Why did you decide to take this course? How does it relate to your program of study and professional goals?

It has been a little over a year since I studied at Green River College, and I realized that history is the area that best suits my aptitude. While studying this field, I became interested not only in history but also in geopolitics, politics and economics. I chose this course because it was related to my goal of working for an agency under the UN, and also to study the overall flow of Asian history and national relations as an Asian.

How does the course differ to others you have taken before?

I really enjoyed this course. I thought it was well planned and laid out, easy for me to follow. The workload was just enough, so I could finish everything with enough time, learn about the topics and not feel overloaded and rushed. On every Monday, the professor uploaded a summary of the given country and history to learn that week, which was different to other classes. For me, this part helped me organize and understand overall Asian historical trends.

Are there any particular assignments or projects you can tell us about? In what way were they valuable learning experiences?

Before applying for the course, I was worried that the content would be overwhelming, given that the focus on modern Asian history seemed all-encompassing. But by focusing on the main features and historical relationships of the countries with materials and movies without going too deep into the history of any particular country, the course was easier to follow.

Especially in the case of Chinese history, the content seemed vast and complicated, but our discussion about the Chinese movie To Live provided a great introduction. Furthermore, almost all the materials for the assignment were things that allowed us to learn about different countries from various angles, including in terms of culture, situations during different periods, and the way people lived during those times.

Why do you think it is important for students at Green River College to be given more opportunities to develop competencies in Asian Studies, Global Learning and international exchange?

I have once heard that history is a constant conversation between the past and the future. Now, if there is a problem with our current situation, our generation is obliged to analyze our past history and create a better world for the future. In order for the global community to join forces, there must be people with an excellent ability to understand the diverse working principles and members of the international community. I think the starting point is to provide an opportunity to study history and global exchange.

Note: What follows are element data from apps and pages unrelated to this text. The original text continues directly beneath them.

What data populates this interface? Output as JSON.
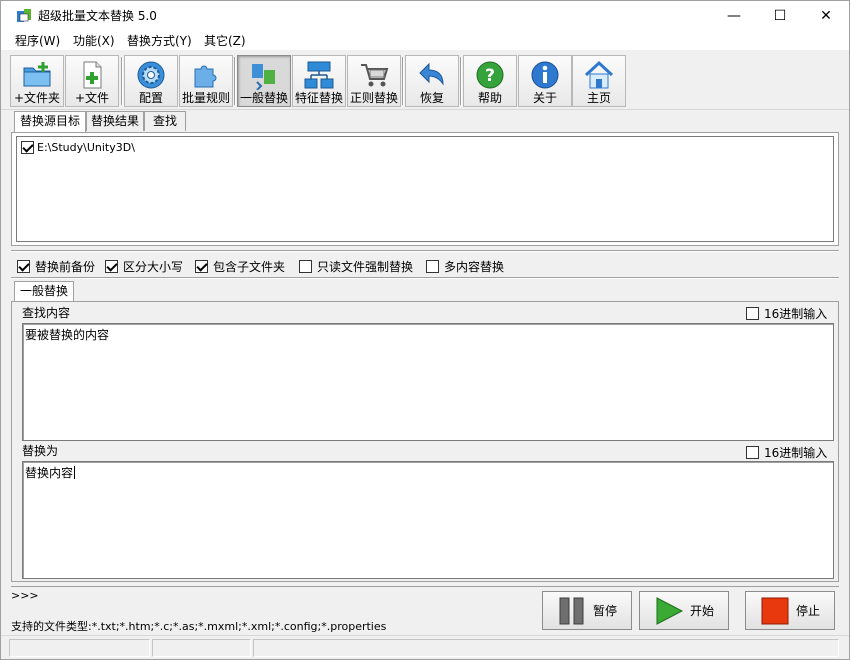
{
  "window": {
    "title": "超级批量文本替换 5.0",
    "controls": {
      "minimize": "—",
      "maximize": "☐",
      "close": "✕"
    }
  },
  "menu": [
    {
      "label": "程序(W)"
    },
    {
      "label": "功能(X)"
    },
    {
      "label": "替换方式(Y)"
    },
    {
      "label": "其它(Z)"
    }
  ],
  "toolbar": [
    {
      "label": "+文件夹",
      "icon": "folder-add-icon"
    },
    {
      "label": "+文件",
      "icon": "file-add-icon"
    },
    {
      "label": "配置",
      "icon": "gear-icon"
    },
    {
      "label": "批量规则",
      "icon": "puzzle-icon"
    },
    {
      "label": "一般替换",
      "icon": "swap-icon",
      "active": true
    },
    {
      "label": "特征替换",
      "icon": "network-icon"
    },
    {
      "label": "正则替换",
      "icon": "cart-icon"
    },
    {
      "label": "恢复",
      "icon": "undo-arrow-icon"
    },
    {
      "label": "帮助",
      "icon": "help-icon"
    },
    {
      "label": "关于",
      "icon": "info-icon"
    },
    {
      "label": "主页",
      "icon": "home-icon"
    }
  ],
  "tabs_top": [
    {
      "label": "替换源目标",
      "active": true
    },
    {
      "label": "替换结果"
    },
    {
      "label": "查找"
    }
  ],
  "targets": [
    {
      "path": "E:\\Study\\Unity3D\\",
      "checked": true
    }
  ],
  "options": [
    {
      "label": "替换前备份",
      "checked": true
    },
    {
      "label": "区分大小写",
      "checked": true
    },
    {
      "label": "包含子文件夹",
      "checked": true
    },
    {
      "label": "只读文件强制替换",
      "checked": false
    },
    {
      "label": "多内容替换",
      "checked": false
    }
  ],
  "tabs_mid": [
    {
      "label": "一般替换",
      "active": true
    }
  ],
  "find": {
    "label": "查找内容",
    "hex_label": "16进制输入",
    "hex_checked": false,
    "value": "要被替换的内容"
  },
  "replace": {
    "label": "替换为",
    "hex_label": "16进制输入",
    "hex_checked": false,
    "value": "替换内容"
  },
  "log": {
    "prompt": ">>>"
  },
  "supported_types": "支持的文件类型:*.txt;*.htm;*.c;*.as;*.mxml;*.xml;*.config;*.properties",
  "controls": {
    "pause_label": "暂停",
    "start_label": "开始",
    "stop_label": "停止"
  },
  "colors": {
    "start_green": "#3aaa35",
    "stop_red": "#e8380d",
    "pause_gray": "#6f6f6f"
  }
}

What impact will this course have your ongoing learning and/or professional development?

This course was a starting point for me to study the field of history, and gave me the chance to apply for another history class next quarter. My attention and understanding can therefore be extended not only to Asia, but also to the history of Europe and North America. Most of all, I became interested not only in history but also in global, political and environmental issues, which made me realize that my view of the world has become wider than before.

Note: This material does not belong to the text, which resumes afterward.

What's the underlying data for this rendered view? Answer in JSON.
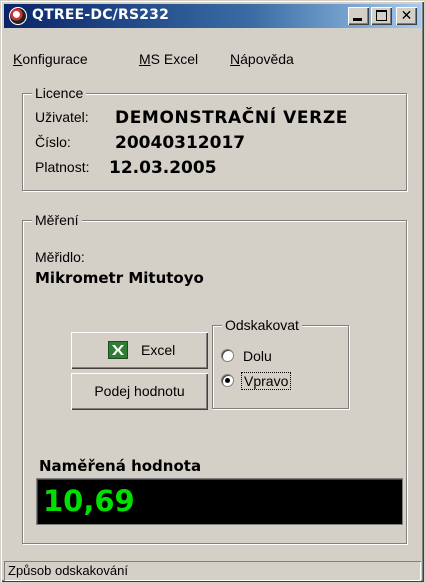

Is there anything else you’d like to share about your experience in this course?

When I submitted my assignment for the Korean War, I briefly mentioned my experience in the DMZ when I served in the South Korean Army. Then a few days later, when Dr. Marshman discussed the assignment, she surprised me by thanking me for my service and asked students to remember and thank all veterans. As a Korean, I was obliged to serve in the military for two years, so I never received this kind of response when I was in Korea. It was a special experience to feel a pride in serving in the military that I had barely felt in Korea.

Interview conducted December 2020.